And for those calling Phoenix a "hell hole:" I was in New York last week, and 88 there is just as uncomfortable as 100 in Phoenix (or 110 in June, before the humidity creeps up). What the Midwest is experiencing right now is worse than any sweltering heat Phoenix ever has to endure.
Sorry Tea Clown, you have no idea what you're talking about. It is common to have several of these sandstorms this close together. When I lived in Phoenix in '99 there was a period where there were 3 in the space of 5 days. My grandfather who lived his whole life there told me about one summer where there was one almost every day, took the farms years to recover. It's just part of living in a desert and not getting enough rain, which happens, oh every other year or so.
"Welcome to "The Valley of the Sun". Well, sometimes. I can't imagine living in a hell hole like that just to avoid the cold winters up north."
Uhhh; well then you are nuts. "Hell hole", you really have ZERO idea what you are talking about. Period!
Well, I lived in Phoenix for a year and a half and saw a few dust storms move through. I really wonder why this is even making headlines. Sure, the one a few weeks ago was certainly newsworthy as one that large is, indeed, rare. This one...sorry, not newsworthy as these tend to hit Phoenix a few times a year, especially when it's dry.
seriously we in arizona call them dust storms, only recently have these uptight loosers have been calling them haboobs. And despite ignorant press these are normal things here in arizona, they act like its some strange thing when its a normal yearly thing here.
Ive lived here since I was born here, Im an actual arizonian, these are normal things we get. Some are bigger than others, sometimes they happen at night and you dont see em, sometimes in the middle of the day, and only recently have I even heard them called "haboobs", regardless of what technical term or what other countries call them, are we conformists like everyone else?, we actually have always called them what they are, dust storms.
I hope the radiation dispersion from Japan has nothing to do with the increased intensity of these dust storms. The name haboob sounds foreign to me, almost science fiction like. I wouldn't use the term in conversation. Doug.
Other foreign ('ferin') words that need to go:
'monsoon', 'typhoon', 'tsunami', 'hurricane', 'tornado', 'mistral', 'foehn', 'chinook', and 'avalanche' (among others, I'm sure). And while we are at it, let's do something 'bout the state's name ('Arizona' is Native American in origin). I propose 'New California' (oh, wait that's ferin too
well, we'll work on it). Oh, and the elephant in the room'Phoenix' (a Greek word describing an ARABIAN bird that arises from the ashes! Sounds kinda gay.) I propose 'Roast Turkey'a REAL AMERICAN bird!
These dust storms are breeding grounds for valley fever.
It is ironic that the Islamic name "Haboob" is now associated with none other than Arizona.
Arizona has a nice pair of haboobs.
I live in Northern Ontario, Canada and we are under a huge heat wave right now with extreme temps and humdity in the 95% range.
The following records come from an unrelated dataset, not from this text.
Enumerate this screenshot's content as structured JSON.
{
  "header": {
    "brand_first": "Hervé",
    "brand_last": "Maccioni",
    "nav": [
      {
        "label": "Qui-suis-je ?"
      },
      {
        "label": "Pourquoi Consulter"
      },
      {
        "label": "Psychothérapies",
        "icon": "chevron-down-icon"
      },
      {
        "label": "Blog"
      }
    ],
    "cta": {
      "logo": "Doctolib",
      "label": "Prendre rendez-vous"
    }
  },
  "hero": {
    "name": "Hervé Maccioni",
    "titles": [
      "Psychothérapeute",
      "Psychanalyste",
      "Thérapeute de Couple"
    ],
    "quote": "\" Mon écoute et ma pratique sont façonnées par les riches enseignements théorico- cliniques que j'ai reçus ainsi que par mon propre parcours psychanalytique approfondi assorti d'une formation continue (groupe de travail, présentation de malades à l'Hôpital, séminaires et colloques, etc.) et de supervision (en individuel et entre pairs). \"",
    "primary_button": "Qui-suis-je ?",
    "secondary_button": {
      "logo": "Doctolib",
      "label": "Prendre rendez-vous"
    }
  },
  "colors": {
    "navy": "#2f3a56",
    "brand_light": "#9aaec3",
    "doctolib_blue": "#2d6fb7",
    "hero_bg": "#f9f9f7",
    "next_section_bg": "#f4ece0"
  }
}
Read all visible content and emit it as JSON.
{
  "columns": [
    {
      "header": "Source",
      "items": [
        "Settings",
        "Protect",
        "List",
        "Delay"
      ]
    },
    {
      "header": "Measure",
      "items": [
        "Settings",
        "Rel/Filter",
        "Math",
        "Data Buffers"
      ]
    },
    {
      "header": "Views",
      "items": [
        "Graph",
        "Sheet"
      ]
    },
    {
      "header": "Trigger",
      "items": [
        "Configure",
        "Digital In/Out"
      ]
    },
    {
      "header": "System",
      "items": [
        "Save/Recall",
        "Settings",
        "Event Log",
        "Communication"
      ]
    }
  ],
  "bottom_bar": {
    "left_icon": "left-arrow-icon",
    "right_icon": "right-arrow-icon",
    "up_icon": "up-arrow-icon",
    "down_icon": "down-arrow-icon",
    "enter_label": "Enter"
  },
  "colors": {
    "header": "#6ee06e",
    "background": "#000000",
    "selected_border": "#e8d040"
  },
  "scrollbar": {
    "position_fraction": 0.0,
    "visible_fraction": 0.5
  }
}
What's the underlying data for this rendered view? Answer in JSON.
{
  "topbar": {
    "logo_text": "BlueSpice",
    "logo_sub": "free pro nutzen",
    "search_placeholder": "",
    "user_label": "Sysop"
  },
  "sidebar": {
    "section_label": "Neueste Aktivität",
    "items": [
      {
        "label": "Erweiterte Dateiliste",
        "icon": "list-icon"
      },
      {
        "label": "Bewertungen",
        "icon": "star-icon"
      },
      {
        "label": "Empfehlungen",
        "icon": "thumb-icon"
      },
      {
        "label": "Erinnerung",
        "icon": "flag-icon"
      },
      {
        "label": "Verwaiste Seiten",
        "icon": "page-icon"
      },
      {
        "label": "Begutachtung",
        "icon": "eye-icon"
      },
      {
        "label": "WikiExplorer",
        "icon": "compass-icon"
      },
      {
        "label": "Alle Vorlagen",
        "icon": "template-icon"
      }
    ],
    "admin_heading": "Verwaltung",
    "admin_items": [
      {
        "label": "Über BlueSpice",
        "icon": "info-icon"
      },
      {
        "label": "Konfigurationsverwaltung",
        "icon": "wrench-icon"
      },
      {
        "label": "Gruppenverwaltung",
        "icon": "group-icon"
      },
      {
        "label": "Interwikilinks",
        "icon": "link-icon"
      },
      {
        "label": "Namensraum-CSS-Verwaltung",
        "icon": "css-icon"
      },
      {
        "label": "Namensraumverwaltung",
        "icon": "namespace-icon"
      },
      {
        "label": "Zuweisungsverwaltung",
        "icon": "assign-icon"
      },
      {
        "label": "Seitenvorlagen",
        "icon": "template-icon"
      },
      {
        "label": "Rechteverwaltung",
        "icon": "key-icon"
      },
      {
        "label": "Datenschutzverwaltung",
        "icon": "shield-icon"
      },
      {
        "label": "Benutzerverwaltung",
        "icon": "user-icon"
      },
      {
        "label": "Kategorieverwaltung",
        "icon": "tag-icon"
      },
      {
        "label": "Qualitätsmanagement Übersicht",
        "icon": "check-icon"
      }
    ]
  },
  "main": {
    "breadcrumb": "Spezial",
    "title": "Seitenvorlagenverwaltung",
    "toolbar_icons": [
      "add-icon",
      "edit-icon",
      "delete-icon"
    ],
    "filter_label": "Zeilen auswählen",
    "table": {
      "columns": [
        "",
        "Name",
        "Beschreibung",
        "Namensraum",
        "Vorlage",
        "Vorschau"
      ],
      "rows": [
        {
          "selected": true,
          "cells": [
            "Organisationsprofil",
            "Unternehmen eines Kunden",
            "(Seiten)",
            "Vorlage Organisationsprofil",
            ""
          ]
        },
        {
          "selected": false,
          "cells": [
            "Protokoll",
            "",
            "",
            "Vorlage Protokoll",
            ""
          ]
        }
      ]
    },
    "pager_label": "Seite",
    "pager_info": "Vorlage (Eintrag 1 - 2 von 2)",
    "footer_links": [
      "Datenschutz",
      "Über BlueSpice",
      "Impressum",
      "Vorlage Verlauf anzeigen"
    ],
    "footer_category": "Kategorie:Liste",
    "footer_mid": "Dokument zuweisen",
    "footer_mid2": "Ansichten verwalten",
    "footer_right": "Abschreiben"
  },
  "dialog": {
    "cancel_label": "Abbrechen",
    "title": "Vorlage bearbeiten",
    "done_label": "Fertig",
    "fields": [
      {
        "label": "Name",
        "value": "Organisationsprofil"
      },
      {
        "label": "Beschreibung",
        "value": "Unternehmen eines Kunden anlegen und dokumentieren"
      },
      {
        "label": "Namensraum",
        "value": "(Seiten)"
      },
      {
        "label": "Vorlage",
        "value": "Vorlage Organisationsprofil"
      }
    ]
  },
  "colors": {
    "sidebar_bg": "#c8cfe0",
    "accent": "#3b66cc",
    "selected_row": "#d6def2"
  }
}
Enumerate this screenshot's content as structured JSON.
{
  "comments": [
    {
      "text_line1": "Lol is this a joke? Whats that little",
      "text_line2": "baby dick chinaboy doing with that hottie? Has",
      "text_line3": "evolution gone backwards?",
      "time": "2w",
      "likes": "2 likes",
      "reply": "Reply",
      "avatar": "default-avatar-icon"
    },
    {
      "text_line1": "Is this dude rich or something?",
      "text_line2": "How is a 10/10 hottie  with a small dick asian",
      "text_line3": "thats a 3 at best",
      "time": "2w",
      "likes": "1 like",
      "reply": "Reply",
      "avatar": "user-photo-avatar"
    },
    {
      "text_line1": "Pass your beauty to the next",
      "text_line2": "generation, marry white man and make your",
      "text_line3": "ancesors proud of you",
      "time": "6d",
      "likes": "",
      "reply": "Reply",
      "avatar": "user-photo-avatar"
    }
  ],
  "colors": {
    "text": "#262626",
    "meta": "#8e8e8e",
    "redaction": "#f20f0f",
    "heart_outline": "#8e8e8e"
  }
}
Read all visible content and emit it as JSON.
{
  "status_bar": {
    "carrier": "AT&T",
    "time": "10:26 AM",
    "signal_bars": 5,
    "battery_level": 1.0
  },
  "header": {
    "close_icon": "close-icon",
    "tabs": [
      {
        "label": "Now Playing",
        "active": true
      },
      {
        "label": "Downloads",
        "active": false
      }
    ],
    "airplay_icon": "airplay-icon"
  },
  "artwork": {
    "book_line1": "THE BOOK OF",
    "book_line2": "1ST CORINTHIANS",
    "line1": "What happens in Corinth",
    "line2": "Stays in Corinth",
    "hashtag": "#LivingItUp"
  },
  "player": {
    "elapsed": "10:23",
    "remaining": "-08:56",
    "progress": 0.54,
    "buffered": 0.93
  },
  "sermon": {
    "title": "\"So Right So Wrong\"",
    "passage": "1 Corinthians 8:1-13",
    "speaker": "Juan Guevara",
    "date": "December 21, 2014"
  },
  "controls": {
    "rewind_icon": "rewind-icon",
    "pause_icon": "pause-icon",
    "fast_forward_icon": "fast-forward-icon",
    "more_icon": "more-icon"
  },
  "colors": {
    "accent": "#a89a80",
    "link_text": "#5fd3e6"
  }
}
I've been to Arizona...I've been on a horse in the desert in jeans and longs sleeves in 100+ degree weather and never even broke a sweat...the next day I was hiking in the red rocks of Sedona where the temperatures and scenery were blissful. To the north I could see snow on a mountain in Scottsdale. If you ask me, Arizona is just about perfect and has it all! Bad traffic in Phoenix...maybe, but I also lived in Toronto for many years so we had the heat, humdity, traffic and no red rocks!
I was raised in the "Valley of the Sun" - born in 1949 - half way between Phoenix and Tuscon. The DUST STORMS were and are a fact of life for desert residents. The true Zoners know this. Sparkly clean pool without a cover? Dust storm turns them into huge brown messes. The dust storms can and have stripped paint off cars, back in the day. Still do lots of damage. Haboob? Doubt many of those born and raised in Arizona will EVER use that name for what we know is a common happening in monsoon season.